Hardware assembly

I found the hardware assembly to be very straight forward.  Everything was compatible and I didn't have to upgrade the BIOS or do anything fancy.  The case worked well with the motherboard.  The only thing I wished for, was another fan power on the motherboard, as it only has one.  But overall, I'm pleased with the ease of assembly - it took less than 3 hours to put together and install Linux.  I now have a working process to build the secondary nodes of the Hadoop cluster.  Time to go back to Amazon and order some more parts! :)

Installing and configuring Linux

I made the decision to use Ubuntu 18.04.05 (Bionic Beaver) LTS.  While there are different flavors of Linux, Ubuntu is the distribution that seems to work well in the world of data science, and one that I've used often over the years and am most comfortable with.

I opted for the server installation ISO, as I don't want the overhead of running a GUI on the boxes and downloaded the ISO from here.

Once I did that, I followed the instructions to make a bootable USB stick.  They have instructions for Ubuntu, macOS, and Windows.

I have Firewalla Gold firewall on my home network, so I am thinking of creating a separate subnet for the Hadoop cluster.  I will most likely pick up a switch and some network cable for these machines to keep it separate from the rest of the home network.

I did install sshd so that I can run the box "headless", that is, without a monitor, keyboard and mouse, and do a remote login into the server.  I configured the server with the name of "hadoop-primary".  Make sure to update the firewall rules as well, e.g. sudo ufw allow ssh.

I held off on doing any upgrades to the server distribution, as I want to make sure that I don't upgrade and conflict with the Hadoop requirements.

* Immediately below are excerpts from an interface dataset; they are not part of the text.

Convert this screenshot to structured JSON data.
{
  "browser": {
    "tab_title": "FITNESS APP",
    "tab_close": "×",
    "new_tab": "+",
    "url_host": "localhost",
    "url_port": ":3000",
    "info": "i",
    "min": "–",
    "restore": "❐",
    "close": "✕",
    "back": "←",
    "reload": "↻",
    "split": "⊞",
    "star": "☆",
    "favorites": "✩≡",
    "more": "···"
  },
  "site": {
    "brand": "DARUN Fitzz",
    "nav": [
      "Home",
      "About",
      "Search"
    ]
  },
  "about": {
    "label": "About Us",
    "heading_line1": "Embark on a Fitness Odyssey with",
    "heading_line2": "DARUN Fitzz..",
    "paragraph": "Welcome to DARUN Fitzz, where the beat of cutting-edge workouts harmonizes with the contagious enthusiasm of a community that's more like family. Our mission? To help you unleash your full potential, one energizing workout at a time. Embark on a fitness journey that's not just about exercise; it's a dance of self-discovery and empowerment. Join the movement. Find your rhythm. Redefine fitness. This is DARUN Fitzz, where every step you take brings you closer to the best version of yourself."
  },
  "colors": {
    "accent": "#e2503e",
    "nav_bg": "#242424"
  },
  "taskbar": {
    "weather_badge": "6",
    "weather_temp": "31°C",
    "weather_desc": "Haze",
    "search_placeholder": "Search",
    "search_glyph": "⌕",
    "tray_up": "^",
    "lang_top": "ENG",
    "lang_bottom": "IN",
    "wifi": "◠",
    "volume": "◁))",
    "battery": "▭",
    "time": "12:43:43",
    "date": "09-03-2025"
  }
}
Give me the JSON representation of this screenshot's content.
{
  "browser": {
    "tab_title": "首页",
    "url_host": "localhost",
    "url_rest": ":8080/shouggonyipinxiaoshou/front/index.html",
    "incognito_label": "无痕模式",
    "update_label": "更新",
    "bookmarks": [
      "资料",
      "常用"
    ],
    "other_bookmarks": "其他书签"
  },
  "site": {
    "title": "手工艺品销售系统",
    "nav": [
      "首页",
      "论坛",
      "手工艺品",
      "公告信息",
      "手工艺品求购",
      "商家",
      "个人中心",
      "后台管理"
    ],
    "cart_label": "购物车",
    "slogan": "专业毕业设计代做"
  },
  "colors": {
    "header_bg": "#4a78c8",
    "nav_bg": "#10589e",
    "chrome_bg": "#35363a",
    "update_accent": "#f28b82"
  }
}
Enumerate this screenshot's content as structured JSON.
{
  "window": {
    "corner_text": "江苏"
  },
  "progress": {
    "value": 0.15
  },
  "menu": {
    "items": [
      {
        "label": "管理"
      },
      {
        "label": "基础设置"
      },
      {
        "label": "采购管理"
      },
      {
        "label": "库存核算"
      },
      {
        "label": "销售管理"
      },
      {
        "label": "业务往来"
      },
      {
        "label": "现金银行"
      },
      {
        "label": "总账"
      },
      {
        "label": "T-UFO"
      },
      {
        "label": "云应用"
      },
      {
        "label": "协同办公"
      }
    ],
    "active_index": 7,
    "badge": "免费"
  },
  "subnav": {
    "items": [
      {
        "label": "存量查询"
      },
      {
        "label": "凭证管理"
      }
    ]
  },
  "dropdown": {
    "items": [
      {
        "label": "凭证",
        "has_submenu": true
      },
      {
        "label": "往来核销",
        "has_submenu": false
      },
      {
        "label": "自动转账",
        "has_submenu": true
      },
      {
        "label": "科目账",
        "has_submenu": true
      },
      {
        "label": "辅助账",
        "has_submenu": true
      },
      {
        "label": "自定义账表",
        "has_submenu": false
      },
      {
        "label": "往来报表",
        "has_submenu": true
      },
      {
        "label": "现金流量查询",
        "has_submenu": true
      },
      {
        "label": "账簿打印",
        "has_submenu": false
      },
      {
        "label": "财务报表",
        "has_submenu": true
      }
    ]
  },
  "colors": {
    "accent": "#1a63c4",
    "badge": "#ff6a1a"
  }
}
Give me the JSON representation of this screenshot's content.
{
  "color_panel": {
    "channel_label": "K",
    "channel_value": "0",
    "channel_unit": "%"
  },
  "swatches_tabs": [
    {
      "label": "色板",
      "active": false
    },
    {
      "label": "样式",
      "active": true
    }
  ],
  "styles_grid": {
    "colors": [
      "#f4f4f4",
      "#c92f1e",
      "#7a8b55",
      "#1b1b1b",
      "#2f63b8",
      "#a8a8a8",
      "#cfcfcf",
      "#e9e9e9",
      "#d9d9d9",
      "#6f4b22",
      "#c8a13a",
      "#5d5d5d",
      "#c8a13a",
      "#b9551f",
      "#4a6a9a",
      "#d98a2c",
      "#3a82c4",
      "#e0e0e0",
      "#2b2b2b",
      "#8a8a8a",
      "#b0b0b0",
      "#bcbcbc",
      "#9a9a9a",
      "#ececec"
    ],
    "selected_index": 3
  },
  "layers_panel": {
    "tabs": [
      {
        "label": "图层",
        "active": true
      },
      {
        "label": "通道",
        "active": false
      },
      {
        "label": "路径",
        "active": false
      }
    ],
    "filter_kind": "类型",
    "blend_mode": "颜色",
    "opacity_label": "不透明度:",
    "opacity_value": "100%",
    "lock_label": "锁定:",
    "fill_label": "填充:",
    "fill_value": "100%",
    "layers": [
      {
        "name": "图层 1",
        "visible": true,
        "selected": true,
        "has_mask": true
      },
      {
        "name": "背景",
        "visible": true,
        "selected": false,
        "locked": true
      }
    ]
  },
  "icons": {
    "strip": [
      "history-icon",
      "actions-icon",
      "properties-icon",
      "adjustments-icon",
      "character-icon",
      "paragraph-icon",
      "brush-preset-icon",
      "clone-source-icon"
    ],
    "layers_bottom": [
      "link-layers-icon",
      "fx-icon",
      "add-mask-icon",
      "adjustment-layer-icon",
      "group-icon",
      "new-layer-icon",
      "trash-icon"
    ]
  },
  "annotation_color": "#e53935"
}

I was able to ssh into the box from my Mac desktop.  The next step will be to install Ambari and Hadoop, which I'll cover in my next post.

Saturday, October 10, 2020

Hadoop Reading Material

Hadoop Reading Material

I'm starting to really get into my DS730 - Big Data: High Performance Computing class. I wanted to go beyond the instructors material and picked up some additional reading material.

Hoping this will help me be successful in the weeks to come.